- **WHAT IS REQUIRED**
Within the data, how many lines hold the word "label"? Answer with nothing but the number.
· · · · · · ·
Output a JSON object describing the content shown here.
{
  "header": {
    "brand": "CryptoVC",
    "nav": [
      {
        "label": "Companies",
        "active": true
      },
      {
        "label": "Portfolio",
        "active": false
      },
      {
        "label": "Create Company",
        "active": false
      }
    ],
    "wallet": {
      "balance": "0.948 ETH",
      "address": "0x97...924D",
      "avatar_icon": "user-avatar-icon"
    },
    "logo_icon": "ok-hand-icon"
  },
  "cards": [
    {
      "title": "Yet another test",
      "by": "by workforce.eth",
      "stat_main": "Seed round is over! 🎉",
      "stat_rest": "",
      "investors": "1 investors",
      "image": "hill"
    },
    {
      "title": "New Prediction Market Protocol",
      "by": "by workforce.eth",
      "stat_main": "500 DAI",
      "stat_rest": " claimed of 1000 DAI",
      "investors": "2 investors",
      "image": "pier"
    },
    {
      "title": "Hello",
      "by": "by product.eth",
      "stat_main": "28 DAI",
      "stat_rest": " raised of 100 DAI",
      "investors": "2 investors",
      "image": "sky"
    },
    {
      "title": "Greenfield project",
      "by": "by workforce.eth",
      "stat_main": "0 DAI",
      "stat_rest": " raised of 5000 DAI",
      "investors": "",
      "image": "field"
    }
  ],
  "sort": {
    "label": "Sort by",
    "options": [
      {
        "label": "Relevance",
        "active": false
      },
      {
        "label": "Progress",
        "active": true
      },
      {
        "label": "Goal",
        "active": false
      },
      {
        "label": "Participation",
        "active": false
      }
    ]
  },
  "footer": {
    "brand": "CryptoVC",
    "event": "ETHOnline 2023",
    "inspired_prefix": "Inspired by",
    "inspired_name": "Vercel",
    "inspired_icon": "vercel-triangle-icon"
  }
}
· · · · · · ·
- **ANSWER TO THIS TASK**
8